Soham is a town and civil parish in East Cambridgeshire, England, just off the A142 between Ely and Newmarket. Its population was 10,860 at the 2011 census. The A142 road from Ely to Newmarket runs past Soham, and formerly ran through the town and is served by an hourly bus service Monday to Friday (on a route linking Cambridge, Newmarket and Ely) and a reduced service on Saturday.
Luttingus, an Anglo-Saxon nobleman, built a cathedral and palace at Soham around 900 AD, on the site of the present-day Church of St Andrew’s and adjacent land. St Andrew’s Church dates from the 12th century. Traces of the Saxon cathedral are said to still exist within the church. In 1102 Hubert de Burgh, Chief Justice of England, granted ‘Ranulph’ certain lands in trust for the Church of St Andrew’s.
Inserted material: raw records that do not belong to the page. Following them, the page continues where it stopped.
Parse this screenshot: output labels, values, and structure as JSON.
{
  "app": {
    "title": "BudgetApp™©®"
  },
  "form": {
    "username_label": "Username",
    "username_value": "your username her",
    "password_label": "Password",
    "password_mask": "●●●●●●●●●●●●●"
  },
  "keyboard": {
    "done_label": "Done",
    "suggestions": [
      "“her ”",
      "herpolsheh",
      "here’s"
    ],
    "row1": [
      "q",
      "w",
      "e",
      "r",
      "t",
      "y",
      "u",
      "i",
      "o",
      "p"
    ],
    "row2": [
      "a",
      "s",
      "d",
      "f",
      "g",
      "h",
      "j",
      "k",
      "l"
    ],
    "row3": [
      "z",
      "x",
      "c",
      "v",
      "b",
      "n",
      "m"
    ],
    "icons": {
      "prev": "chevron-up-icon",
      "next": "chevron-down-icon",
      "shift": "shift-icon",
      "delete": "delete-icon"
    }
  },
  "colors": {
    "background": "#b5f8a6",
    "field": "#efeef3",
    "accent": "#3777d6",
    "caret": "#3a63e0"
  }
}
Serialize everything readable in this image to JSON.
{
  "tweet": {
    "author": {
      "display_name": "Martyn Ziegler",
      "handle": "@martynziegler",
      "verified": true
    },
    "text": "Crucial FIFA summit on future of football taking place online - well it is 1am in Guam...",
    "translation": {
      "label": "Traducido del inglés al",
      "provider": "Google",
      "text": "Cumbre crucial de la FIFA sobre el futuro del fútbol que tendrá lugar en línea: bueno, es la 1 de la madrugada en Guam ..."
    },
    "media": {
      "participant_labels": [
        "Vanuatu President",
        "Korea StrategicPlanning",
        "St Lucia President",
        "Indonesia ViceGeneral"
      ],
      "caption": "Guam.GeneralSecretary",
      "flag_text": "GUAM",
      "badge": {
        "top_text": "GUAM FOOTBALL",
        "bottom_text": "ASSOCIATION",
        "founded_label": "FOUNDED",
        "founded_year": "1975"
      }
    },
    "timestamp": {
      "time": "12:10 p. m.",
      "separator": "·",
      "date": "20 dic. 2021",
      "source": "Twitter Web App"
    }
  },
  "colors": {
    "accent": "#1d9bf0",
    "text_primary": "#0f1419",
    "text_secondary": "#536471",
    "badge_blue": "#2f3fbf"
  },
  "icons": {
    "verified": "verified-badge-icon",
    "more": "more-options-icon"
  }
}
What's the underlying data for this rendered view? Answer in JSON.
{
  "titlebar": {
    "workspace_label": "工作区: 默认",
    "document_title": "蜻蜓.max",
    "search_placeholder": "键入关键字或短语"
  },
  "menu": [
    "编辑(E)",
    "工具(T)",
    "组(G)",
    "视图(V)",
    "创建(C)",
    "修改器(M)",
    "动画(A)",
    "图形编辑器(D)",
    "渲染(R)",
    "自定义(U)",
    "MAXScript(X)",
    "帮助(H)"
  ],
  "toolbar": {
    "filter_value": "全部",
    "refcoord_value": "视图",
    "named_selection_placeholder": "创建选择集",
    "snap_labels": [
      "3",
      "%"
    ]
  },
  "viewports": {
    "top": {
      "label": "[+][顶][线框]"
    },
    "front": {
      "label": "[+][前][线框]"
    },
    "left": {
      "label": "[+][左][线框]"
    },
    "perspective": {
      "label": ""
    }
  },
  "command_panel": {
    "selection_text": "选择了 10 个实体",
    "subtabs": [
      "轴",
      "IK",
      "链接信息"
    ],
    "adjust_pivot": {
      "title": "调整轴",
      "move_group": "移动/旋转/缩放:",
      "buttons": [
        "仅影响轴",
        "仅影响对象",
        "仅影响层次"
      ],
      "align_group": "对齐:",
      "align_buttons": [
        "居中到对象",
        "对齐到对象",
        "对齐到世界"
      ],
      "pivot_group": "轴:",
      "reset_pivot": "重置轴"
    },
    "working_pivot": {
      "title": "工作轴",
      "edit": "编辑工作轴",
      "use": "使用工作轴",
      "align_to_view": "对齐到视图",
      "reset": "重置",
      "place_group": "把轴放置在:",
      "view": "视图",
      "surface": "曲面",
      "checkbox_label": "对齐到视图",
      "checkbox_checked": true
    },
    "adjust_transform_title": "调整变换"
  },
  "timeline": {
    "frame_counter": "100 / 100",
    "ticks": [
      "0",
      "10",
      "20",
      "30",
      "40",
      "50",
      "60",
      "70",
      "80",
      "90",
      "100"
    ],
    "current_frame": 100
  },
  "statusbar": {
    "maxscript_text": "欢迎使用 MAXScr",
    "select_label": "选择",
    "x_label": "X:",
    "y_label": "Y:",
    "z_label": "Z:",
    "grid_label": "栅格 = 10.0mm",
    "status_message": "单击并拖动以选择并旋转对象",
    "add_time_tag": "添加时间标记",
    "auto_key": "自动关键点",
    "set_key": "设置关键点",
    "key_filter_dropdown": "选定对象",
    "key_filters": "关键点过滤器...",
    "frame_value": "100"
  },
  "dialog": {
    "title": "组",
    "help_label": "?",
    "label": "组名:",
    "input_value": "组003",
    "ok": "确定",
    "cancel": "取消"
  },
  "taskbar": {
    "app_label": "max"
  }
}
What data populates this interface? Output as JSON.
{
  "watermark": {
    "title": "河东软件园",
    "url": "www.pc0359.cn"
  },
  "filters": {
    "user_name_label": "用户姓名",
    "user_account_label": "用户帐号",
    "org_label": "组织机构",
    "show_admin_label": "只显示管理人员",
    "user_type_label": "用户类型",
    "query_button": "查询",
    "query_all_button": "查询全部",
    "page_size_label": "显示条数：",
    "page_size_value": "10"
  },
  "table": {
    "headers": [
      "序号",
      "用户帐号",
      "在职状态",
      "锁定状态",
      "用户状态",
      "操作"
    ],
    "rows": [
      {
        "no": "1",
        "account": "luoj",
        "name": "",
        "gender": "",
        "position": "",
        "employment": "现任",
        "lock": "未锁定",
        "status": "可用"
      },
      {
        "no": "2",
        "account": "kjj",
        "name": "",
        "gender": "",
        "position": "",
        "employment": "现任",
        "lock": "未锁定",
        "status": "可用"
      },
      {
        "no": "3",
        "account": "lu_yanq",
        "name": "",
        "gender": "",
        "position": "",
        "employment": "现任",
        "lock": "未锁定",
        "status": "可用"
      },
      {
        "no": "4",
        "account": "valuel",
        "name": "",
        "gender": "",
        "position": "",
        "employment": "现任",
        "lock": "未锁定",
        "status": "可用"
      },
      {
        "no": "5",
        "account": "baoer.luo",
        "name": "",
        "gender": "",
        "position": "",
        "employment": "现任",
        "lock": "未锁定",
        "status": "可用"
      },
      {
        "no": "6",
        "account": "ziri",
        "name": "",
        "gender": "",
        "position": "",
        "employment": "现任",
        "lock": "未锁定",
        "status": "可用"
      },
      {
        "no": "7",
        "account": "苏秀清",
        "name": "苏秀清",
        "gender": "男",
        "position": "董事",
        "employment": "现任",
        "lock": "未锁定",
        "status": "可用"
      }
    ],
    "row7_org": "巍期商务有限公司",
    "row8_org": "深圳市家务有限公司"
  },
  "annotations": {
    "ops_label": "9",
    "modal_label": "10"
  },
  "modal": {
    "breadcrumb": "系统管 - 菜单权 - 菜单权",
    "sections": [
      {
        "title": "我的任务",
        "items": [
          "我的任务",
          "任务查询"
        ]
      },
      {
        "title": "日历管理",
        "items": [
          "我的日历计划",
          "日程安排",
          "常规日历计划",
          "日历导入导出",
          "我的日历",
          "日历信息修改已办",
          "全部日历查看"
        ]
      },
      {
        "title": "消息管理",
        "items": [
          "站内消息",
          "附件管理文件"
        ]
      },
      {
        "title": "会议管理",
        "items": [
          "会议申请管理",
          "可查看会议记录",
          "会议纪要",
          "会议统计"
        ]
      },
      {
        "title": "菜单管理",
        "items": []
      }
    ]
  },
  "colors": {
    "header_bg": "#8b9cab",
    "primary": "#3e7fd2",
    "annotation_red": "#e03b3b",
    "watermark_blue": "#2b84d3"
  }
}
Ranulph is recorded as the first Vicar of Soham and had a hand in designing the ‘new’ Norman church. The current church is mainly later, the tower being the latest addition in the 15th century. This tower was built to replace a fallen crossing tower and now contains ten bells. The back six were cast in 1788, with two new trebles and two bells being recast in 1808. There are some pictures and a description of the church at the Cambridgeshire Churches website.